Premises Liability Attorney Devers, Texas

Premises Liability Overview for Devers, Texas

A property liability claim holds a property owner responsible for any damages occurring out of an injury on that individual or entity’s property. In all states, owners that occupy a home must make a reasonable effort to keep a safe environment for visitors to it. Failure to keep the home safe for visitors leads to “premises liability.” Common circumstances that might generate premises liability lawsuits are:

  • Animal and Pet dog Bites
  • Slip and Fall Mishaps
  • Unsafe Residential or commercial property
  • Negligent or Inadequate Security
  • Pool Injury
  • Insufficient Upkeep
  • Children on Home
  • Retailer Liability
  • Restaurant Liability

Industrial Residences
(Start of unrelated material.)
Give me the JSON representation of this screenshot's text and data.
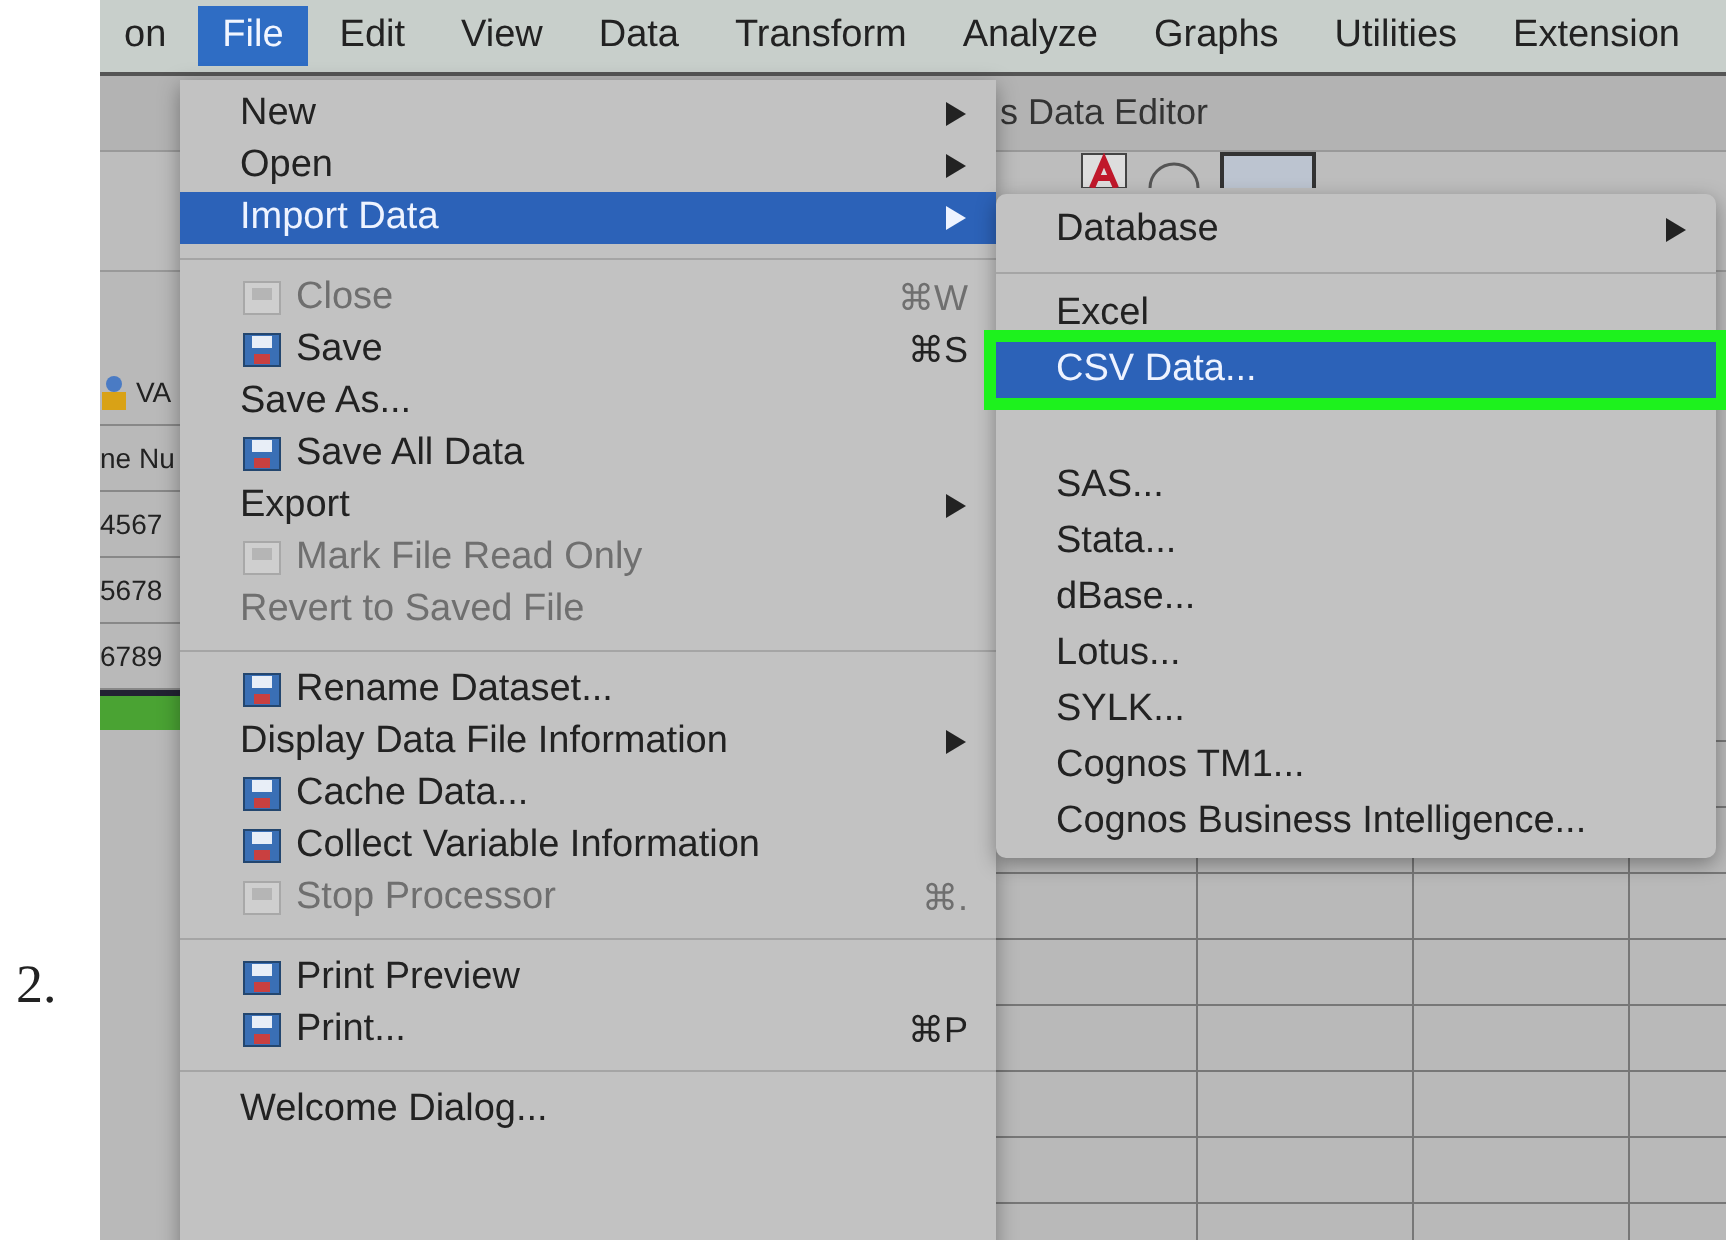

Exactly what about injuries at apartment complexes or commercial property that is simply leased? Normally, a proprietor is not responsible for the injuries of a renter’s visitor due to the fact that the occupant is presumed to be in control of the condition of the home. However, there are exceptions, such as for hidden defects, which are concealed and harmful conditions currently existing when the occupant acquires the residential or commercial property. Another exception occurs when a proprietor undertakes repairs for an occupant. The repairs should be carried out in a non-negligent way.

Different states follow different rules about who may recuperate for premises liability and under which conditions. Some states concentrate on the status of the individual visiting the residential or commercial property to determine whether liability is appropriate. The status of a visitor in those states is usually guest, licensee, or trespasser.

Guests and Tresspassors: Rules for Devers, TX 77538

A guest is someone welcomed onto a home for a business function, such as a client at a shopping center. A social guest or licensee is also present on the residential or commercial property at the invite or by approval of the homeowner or resident. For guests and licensees, the invite is an implied pledge that it is safe to be on the residential or commercial property. In some states, a different responsibility of care is owed depending upon whether a visitor is a guest or licensee, however in other states that recognize these differences, the greatest duty of care is owed to both.

In lots of states that concentrate on the status of the visitor to assess liability, trespassers who are on the property without any right to be there and who are injured are unable to recuperate at all. The owner or resident should just refrain from deliberately attempting to hurt the trespasser, such as by setting traps. However, in some cases, when an owner understands it is likely there will be an intruder, it is needed to offer affordable cautions of non-obvious threats to intruders. Usually, the exception to this guideline is a kid trespasser, who may get involved with an “appealing annoyance,” like a pool, and therefore is owed a higher duty of care.

Stae of the Property; Owner’s and Visitor’s Actions, for 77538

In other states, courts concentrate on the state of the residential or commercial property and the owner’s and visitor’s actions. Typically, property owner and occupants owe a task to keep home fairly safe and make repair works for all visitors except for trespassers. Elements that are thought about when identifying the task are the situations under which the visitor came onto the home, the nature of the residential or commercial property, the reasonableness of the owner or resident’s actions to fix or warn, and the foreseeability of the injury.


An owner or resident must frequently examine the home to discover unsafe conditions and either fix them or put up a caution so that legal visitors are not injured. Any owner that fails to fulfill this duty, such as by knowing of a hazardous condition and cannot warn visitors, can be held liable for visitors’ injuries that arise from it.

Limitations on Recovering for Property Liability

A lot of states follow the principles of relative fault in premises liability cases. This indicates a hurt individual who is partly or completely responsible for exactly what occurred can not recuperate for damages arising out of a dangerous residential or commercial property condition. A visitor has the task to utilize affordable care to keep himself or herself safe. To the level the visitor cannot utilize sensible care, the recovery can be reduced by his or her portion of fault.

For example, in a state following relative negligence, when an injured individual is 10% responsible for an injury, the property owner is accountable for 90% of the injury, and the overall damages are $100,000, the victim’s healing will be only $90,000. In states that follow contributory negligence, the complainant might be not able to recuperate at all if he or she is found even somewhat at fault.